Drink plenty of fluids - at least 48 ounces of water a day should be consumed.
Eat a well-balanced diet. A breast-feeding mother will typically need five to six hundred calories more than the pre-pregnancy diet.
Continue taking prenatal vitamins throughout breast-feeding.
Try any food. Many mothers will withhold certain foods for fear that they will cause stomach upset in the baby through the breast-milk. It is not necessary to avoid any food unless you notice that a particular food causes fussiness in the baby after the next feeding. In that case, stop the food for a week and then try it again. If fussiness ensues, then avoid that food. The most common culprits are milk, eggs, citrus foods, peanuts, corn, wheat and fish.
NO SMOKING! Smoke gets into your skin, hair, clothes, furniture and ultimately the baby's body. This is not healthy. Smoking can also cause decreased milk production. Now is a good time to quit. No excuses.
Avoid alcohol, caffeine and never use harmful drugs.

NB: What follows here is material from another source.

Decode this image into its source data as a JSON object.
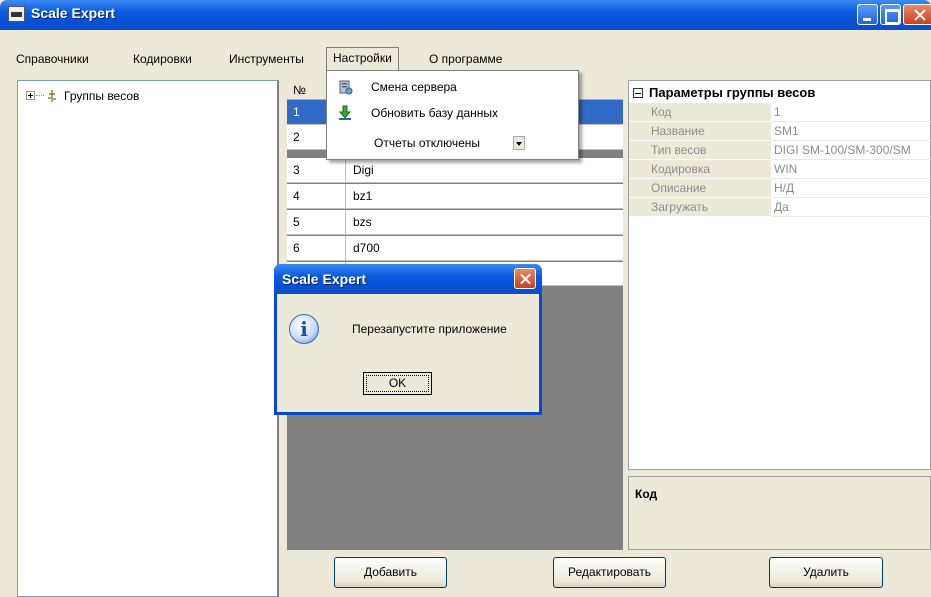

At four weeks of age, try to introduce a bottle of breast-milk. It can be very helpful for the mother, and very satisfying for others to be able to feed the baby. Be patient - experiment with different nipples if one doesn't work, and have someone other than the mother give the bottle, as the baby may refuse the bottle if the mother is available.